[[ Information supplied open ]]

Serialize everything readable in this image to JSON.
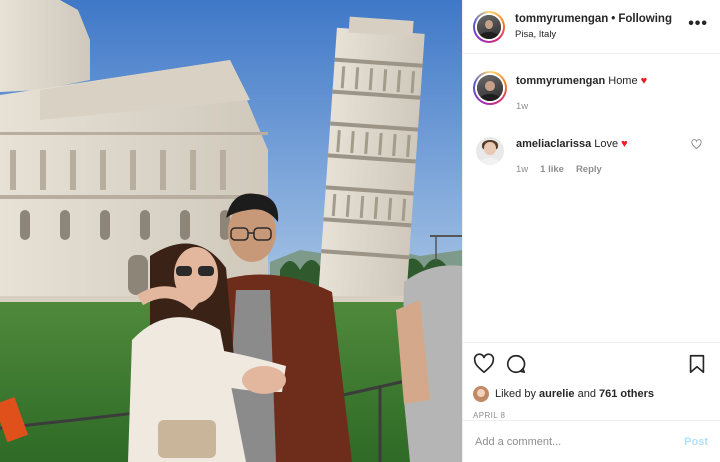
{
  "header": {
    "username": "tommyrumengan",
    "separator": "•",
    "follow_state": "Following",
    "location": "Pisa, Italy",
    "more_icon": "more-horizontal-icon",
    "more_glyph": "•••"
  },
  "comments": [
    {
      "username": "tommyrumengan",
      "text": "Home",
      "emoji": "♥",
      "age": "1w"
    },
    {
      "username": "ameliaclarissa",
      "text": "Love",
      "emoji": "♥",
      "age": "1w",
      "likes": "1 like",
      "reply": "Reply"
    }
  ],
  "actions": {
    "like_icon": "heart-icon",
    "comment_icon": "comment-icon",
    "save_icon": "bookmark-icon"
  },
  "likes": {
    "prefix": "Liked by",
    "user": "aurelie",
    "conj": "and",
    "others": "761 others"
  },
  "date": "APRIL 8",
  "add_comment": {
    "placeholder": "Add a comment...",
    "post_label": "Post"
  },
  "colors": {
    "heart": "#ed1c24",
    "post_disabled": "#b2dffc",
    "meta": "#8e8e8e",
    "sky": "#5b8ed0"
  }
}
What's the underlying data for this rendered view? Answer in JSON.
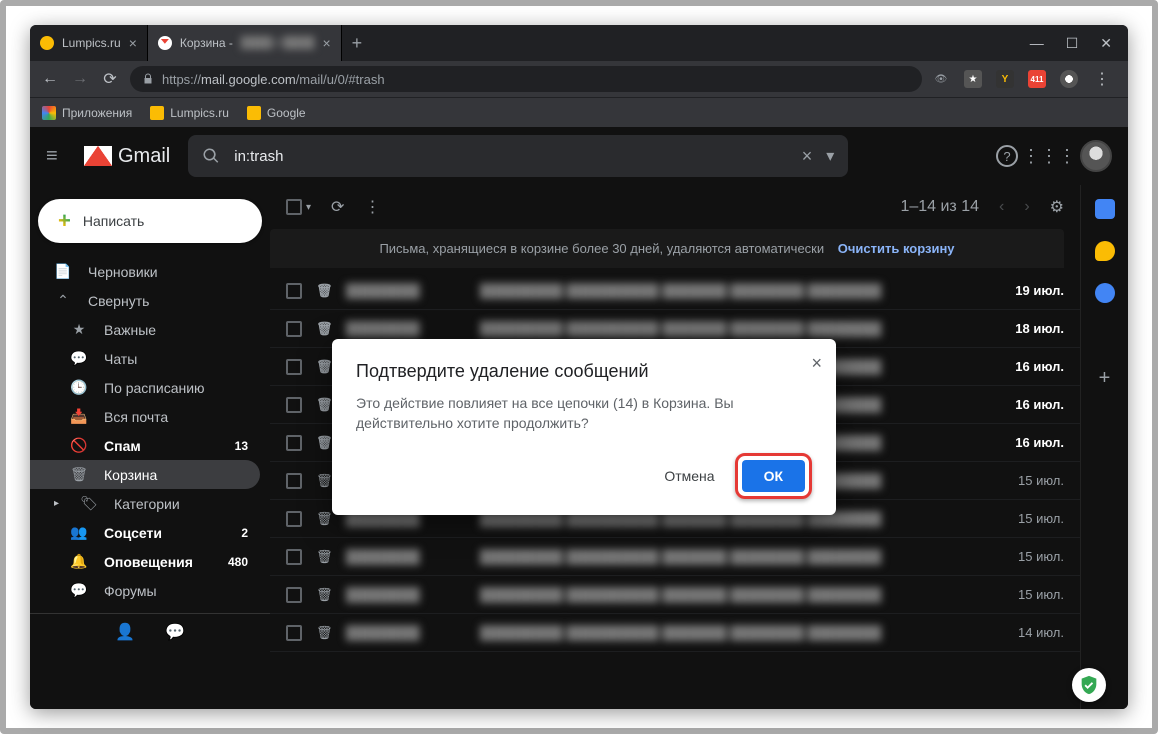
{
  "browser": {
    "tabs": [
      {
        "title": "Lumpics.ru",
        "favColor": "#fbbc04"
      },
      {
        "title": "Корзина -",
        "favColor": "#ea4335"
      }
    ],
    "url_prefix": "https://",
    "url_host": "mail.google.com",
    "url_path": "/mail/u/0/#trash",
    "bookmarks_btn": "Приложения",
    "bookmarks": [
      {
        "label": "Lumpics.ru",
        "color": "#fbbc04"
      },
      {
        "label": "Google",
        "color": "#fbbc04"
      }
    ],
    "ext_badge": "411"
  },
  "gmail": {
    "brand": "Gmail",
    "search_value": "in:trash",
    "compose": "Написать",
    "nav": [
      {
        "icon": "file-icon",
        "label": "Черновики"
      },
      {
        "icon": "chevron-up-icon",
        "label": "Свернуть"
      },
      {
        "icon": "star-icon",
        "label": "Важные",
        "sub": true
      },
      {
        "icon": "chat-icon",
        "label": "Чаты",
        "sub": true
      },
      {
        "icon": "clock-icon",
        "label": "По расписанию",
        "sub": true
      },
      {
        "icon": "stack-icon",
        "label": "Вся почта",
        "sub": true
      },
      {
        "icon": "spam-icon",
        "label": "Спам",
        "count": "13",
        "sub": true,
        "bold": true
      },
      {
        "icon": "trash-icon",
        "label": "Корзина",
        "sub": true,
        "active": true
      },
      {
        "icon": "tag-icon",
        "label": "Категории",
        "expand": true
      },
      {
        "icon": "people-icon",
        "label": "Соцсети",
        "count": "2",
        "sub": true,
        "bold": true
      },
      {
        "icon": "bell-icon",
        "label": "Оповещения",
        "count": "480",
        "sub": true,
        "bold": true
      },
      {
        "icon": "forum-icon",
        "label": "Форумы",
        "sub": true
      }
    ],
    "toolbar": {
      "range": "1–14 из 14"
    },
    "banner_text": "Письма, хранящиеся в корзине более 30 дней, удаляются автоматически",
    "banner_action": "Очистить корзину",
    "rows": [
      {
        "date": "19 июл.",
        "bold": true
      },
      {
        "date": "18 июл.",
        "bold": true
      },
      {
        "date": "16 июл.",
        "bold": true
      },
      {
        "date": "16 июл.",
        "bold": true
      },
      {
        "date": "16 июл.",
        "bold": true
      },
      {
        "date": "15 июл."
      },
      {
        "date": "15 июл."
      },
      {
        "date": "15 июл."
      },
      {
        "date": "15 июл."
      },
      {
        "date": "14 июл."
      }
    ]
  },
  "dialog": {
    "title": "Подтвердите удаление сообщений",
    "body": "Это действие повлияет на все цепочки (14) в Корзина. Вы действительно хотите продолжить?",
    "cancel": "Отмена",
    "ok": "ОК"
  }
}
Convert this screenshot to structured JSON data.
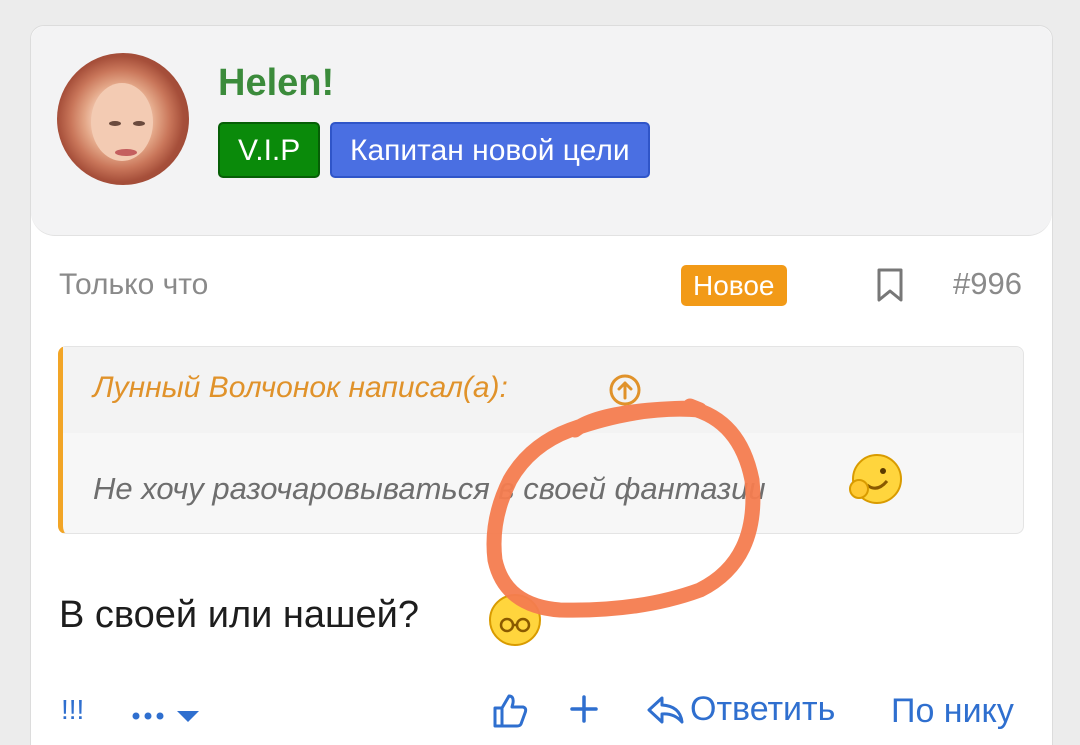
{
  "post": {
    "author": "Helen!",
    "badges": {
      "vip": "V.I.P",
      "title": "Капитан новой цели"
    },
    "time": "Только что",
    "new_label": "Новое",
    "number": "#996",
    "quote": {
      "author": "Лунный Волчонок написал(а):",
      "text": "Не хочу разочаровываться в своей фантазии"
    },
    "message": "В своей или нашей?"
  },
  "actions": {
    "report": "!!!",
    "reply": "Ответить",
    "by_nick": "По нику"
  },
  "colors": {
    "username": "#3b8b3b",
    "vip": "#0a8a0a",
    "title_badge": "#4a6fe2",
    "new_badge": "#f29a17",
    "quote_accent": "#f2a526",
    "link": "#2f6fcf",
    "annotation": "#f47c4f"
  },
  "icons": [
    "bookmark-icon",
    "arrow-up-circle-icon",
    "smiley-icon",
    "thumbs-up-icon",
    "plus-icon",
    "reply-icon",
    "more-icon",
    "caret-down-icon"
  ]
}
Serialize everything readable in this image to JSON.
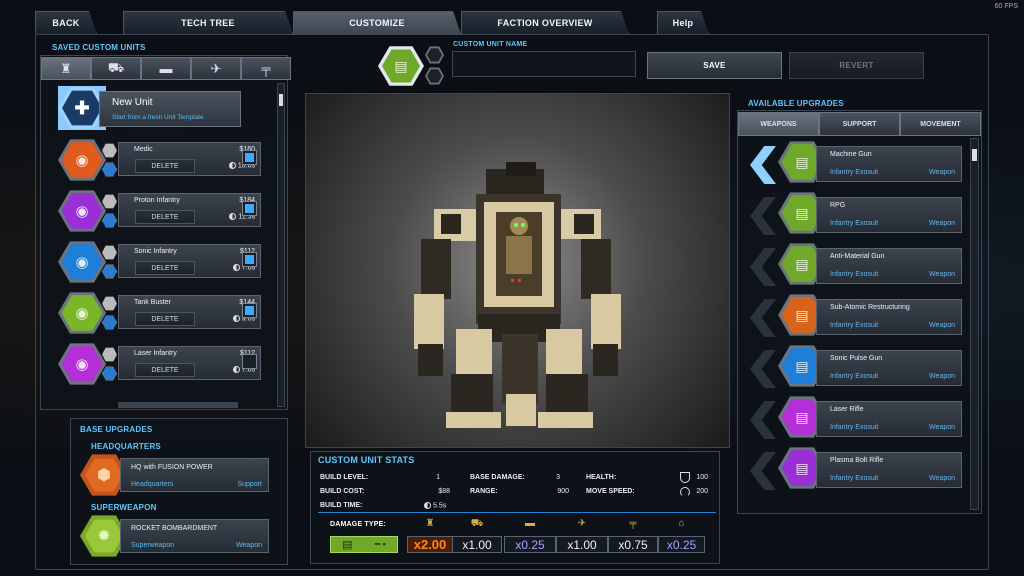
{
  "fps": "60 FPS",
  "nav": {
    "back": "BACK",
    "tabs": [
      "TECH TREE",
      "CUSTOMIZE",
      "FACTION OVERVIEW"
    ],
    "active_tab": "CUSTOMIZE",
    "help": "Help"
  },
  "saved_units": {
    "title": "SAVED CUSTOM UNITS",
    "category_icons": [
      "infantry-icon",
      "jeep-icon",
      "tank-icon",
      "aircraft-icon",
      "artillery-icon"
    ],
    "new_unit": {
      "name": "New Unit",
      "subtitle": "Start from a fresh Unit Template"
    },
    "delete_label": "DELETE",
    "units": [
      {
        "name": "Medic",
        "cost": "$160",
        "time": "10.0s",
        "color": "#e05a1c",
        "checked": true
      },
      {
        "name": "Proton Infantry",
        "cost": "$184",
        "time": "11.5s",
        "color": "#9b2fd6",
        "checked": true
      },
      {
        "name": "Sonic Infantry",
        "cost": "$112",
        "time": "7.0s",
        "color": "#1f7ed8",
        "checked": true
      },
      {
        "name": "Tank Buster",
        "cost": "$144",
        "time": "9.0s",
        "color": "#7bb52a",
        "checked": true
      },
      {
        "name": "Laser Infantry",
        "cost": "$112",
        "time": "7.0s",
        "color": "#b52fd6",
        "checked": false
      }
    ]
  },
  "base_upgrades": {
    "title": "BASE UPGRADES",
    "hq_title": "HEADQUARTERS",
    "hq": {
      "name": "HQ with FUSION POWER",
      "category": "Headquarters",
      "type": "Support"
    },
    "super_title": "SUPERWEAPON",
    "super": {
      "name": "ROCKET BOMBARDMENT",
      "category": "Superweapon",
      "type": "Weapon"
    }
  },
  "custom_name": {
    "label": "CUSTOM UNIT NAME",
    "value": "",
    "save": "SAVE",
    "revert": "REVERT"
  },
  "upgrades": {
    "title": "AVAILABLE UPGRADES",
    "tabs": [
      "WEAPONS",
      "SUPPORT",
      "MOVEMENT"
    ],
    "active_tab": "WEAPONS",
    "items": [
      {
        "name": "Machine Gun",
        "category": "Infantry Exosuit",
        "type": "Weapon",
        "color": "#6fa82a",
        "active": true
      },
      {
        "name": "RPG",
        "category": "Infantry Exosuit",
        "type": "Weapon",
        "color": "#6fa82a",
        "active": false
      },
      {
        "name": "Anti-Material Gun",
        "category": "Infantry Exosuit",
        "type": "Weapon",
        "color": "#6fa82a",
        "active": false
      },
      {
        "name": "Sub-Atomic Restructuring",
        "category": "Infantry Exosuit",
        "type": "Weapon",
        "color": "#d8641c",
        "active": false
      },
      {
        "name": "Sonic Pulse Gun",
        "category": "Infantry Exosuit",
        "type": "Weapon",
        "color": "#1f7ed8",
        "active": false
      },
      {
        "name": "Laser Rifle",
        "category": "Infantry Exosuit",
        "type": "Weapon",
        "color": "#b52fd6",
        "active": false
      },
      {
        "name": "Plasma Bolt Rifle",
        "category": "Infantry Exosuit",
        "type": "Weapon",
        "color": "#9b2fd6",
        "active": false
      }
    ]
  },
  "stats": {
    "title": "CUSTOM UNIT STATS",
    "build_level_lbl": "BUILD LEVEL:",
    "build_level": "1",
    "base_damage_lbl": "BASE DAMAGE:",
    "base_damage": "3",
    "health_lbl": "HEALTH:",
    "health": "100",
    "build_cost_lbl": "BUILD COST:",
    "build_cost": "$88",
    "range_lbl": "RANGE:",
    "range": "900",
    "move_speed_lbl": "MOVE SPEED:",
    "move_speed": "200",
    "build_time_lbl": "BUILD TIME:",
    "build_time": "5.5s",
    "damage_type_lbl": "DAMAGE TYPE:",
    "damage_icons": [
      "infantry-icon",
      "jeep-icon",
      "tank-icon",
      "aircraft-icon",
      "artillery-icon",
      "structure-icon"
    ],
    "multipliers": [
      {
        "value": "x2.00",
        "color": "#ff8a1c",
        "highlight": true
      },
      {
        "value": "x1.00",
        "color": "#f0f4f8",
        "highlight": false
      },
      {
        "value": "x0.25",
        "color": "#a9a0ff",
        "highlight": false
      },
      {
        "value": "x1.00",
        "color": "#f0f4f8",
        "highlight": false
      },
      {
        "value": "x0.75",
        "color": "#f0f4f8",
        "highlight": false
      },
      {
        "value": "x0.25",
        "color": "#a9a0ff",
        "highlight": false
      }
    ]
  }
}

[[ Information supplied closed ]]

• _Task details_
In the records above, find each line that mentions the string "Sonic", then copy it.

• _Result for this task_
        "name": "Sonic Infantry",
        "name": "Sonic Pulse Gun",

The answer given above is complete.